At the south end, Roscoe floats over Carousel 6.
For the artist, this piece represents the thrill of early aviation and the almost sensuous beauty of the lines formed by the wings, the wheel pants, and the propeller. Story generously granted Roscoe exuberant racing stripes. The use of wood and fiberglass reflects Story's interest in the construction methods of both airplanes and boats.
"The importance of birds to human cultures all over the world is well-known and can be seen in artwork from many cultures including the incredible wood carvings of the people native to the Northwest." – Brad Story
Sculpture (wood, fiberglass, gesso, acrylic paint)
16' wide x 9' in length
Roscoe is named for Roscoe Turner, one of the artist's heroes. Turner was a famous air-racer and showman of the 1930s. He won the last three Thompson Trophy races and carried "Gilmore the Lion" – a real lion – around with him to promote the Gilmore Oil Company.

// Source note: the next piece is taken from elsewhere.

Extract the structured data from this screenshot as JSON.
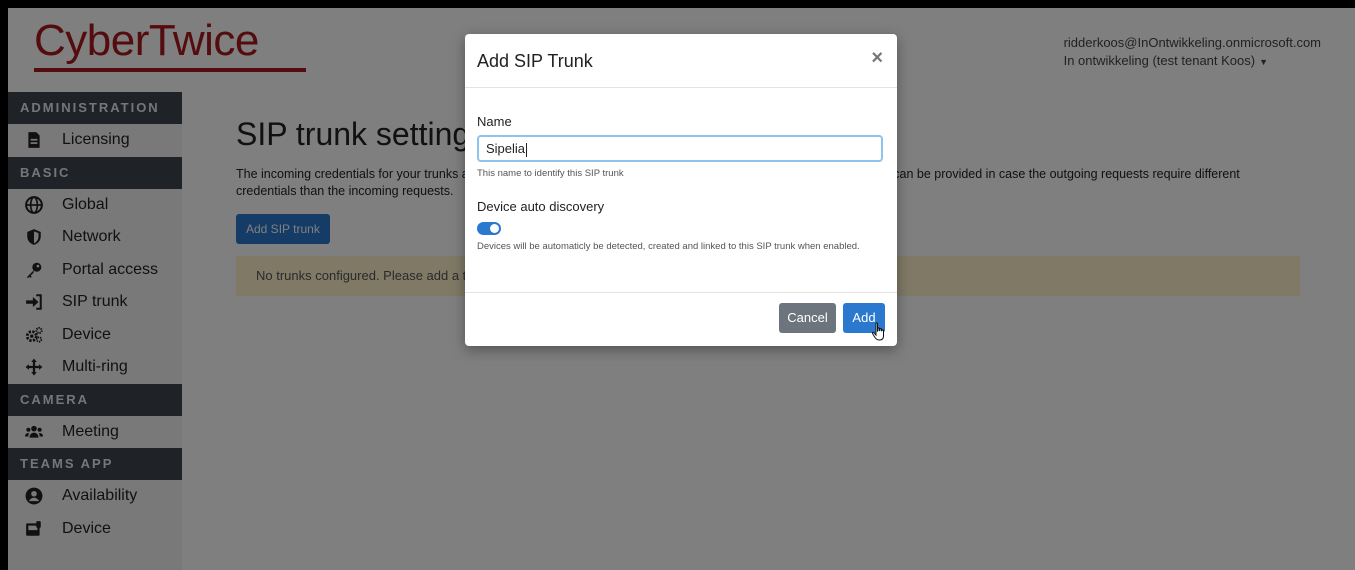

Hailing from Essex, Massachusetts, Brad Story incorporates his training as a seventh-generation boatbuilder into his artwork. Story “has always been fascinated with flight and winged things and has been modeling and sculpting all his life.” The abstract renderings are balanced with his realistic detailing, creating pieces that are simply wry interpretations of actual birds and planes.
Story began sculpting reliefs of faces and human torsos while attending Kenyon College in Ohio. After receiving his degree in the late 1960s, Brad returned to his hometown to build boats at his family’s shipyard. In just short of thirty years, Story completed over fifty boats, ranging in size from daysailers to jet-drive power yachts using wood and composite materials. Story's boatbuilding knowledge is now applied to his current work, and his love for planes and neighborhood birds inspire his pieces.
At the Airport
Brad Story's New England upbringing clearly plays a large role in his artwork. In addition to boat building, quilting is also a significant aspect of the New England culture. See how Ross Palmer Beecher's Pop Can Quilts, a series of pieces on view at the Sea-Tac Airport, are inspired by that same New England tradition. Follow the STQRY link below in the Connected Stories section to see Beecher's Pop Can Quilts.
The use of wood and fiberglass reflect the artist's interest in the construction methods of both airplanes and boatbuilding.